October 2010 -- Starch Advertising Research recently undertook an analysis on the effect print magazine ad placement has on reader attention. The analysis compared ad placement next to different types of editorial content as well as placement opposite other ads.
Starch examined 67,904 advertisements appearing in consumer magazines from January 2009 through June 2010 -- across 1,884 magazine issues—according to their adjacencies.
Starch's analysis found that:

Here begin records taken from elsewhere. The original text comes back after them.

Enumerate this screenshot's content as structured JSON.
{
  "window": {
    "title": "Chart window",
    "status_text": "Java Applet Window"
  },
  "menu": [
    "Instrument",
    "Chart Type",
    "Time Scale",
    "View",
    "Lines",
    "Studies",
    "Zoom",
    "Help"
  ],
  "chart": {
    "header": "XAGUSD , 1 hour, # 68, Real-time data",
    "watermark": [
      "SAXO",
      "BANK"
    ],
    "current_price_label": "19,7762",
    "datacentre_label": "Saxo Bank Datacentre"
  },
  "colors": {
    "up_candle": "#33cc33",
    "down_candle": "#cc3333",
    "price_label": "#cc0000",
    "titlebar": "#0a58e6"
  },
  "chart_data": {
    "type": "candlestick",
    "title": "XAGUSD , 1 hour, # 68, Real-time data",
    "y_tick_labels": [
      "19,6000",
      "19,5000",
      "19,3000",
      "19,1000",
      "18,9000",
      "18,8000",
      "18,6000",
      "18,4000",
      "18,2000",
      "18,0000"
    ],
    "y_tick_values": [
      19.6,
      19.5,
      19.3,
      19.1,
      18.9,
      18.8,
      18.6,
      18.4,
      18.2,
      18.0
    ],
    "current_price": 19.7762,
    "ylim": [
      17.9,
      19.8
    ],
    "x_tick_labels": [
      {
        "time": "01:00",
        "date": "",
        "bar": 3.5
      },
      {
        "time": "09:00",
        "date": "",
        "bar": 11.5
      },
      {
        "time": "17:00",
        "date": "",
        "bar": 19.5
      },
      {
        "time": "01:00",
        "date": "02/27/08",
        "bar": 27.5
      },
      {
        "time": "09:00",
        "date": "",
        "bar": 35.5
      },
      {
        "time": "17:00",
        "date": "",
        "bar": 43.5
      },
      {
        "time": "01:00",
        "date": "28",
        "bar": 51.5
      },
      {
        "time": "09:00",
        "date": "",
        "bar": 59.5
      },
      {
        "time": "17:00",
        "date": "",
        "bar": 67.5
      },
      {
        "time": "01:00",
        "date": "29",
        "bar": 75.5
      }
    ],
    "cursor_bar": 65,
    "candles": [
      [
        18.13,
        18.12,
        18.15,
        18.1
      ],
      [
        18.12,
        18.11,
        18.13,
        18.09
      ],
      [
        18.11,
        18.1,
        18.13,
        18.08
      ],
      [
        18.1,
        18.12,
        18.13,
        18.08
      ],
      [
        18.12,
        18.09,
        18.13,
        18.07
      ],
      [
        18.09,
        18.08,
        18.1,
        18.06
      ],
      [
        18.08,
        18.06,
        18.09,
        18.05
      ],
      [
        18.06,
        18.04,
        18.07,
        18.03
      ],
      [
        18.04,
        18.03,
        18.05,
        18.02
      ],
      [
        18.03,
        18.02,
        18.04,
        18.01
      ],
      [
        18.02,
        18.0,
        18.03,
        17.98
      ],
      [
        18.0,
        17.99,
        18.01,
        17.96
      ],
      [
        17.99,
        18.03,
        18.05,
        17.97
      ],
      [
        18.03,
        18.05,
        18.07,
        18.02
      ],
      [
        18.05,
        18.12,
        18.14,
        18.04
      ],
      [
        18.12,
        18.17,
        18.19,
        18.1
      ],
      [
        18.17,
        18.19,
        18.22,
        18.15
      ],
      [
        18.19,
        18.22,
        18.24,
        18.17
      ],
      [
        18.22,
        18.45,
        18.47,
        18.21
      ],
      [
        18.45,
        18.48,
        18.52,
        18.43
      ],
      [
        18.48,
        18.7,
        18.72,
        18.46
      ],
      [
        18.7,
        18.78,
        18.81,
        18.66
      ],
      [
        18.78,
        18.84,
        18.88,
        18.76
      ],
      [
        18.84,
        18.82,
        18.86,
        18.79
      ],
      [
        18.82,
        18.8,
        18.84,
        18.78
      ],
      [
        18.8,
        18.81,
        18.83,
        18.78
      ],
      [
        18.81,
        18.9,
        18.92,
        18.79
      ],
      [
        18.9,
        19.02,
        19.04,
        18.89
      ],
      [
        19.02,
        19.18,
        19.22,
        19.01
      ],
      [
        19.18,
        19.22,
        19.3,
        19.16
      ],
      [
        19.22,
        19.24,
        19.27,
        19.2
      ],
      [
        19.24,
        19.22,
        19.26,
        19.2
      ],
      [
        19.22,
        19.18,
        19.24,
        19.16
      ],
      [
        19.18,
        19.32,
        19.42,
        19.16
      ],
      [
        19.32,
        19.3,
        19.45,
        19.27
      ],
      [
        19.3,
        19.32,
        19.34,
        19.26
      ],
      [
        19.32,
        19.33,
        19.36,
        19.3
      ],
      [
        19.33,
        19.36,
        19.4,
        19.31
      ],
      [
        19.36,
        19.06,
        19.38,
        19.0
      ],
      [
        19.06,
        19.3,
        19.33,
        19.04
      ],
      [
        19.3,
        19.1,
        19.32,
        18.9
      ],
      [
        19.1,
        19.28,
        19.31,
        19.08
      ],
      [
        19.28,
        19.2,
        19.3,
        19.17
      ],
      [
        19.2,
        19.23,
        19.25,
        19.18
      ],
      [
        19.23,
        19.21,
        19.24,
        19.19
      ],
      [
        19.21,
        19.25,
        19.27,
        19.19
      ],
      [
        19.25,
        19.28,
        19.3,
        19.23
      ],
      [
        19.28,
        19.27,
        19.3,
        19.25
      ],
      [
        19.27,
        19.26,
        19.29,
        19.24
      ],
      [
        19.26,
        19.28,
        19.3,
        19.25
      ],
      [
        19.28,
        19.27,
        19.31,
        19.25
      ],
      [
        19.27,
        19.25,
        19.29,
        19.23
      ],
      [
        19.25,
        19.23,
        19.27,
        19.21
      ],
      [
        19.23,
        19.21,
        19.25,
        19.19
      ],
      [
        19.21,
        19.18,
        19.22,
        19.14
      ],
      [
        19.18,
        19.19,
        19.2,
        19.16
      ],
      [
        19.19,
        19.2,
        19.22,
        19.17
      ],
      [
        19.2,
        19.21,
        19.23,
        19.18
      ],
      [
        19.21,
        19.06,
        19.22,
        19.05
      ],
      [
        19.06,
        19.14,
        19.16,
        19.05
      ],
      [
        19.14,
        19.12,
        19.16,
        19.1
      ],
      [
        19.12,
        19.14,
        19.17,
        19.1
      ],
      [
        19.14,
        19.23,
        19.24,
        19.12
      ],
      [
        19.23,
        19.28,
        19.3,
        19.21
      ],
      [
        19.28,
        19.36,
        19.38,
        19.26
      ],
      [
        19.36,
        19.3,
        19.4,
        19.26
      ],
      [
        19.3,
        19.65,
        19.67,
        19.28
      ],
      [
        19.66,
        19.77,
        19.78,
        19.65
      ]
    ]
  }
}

- Magazine advertisements placed next to a Table of Contents (TOC) has a strong impact on readership—on average, there was an 8% difference between readership of ads next to a TOC versus ads next to any form of editorial (editorial, or as it is called, edit, is defined as table of contents, relevant article (article related to the adjacent ad), cover story, or any article. This placement represents a 28% lift in readership when comparing TOC adjacency to being next to another ad.
- Ads placed next to editorial, on average, are read by more consumers than ads next to other ads. Specifically, ads next to edit are, on average, read by 51% of magazine readers compared to 46% of readers who noted ads adjacent to other ads. When calculating lift in readership, ads adjacent to edit get an 11% lift when compared to ads adjacent to other ads.
Graphic Source: Gfk MRI
- The analysis finds that, in general, the type of editorial content an ad is next to doesn’t have much impact--with the exception of TOC adjacency. Otherwise, being placed next to a relevant article did not increase readership any more than being next to any article. Starch notes that there are exceptions. For example, Starch states that "Women’s Fashion and Beauty books seem to buck the 'it is better to be adjacent to edit than ads' trend."
- Examining the efficacy of other forms of positioning, Starch found that ads in the front of a magazine tend to be read by more readers than ads in the back of the magazine. In addition, they have found no difference in readership scores between ads on right-hand versus left-hand pages.
Source: Gfk MRI, Cover-to-Cover: Insights from Starch Advertising Research into Print Ad Effectiveness, October 2010.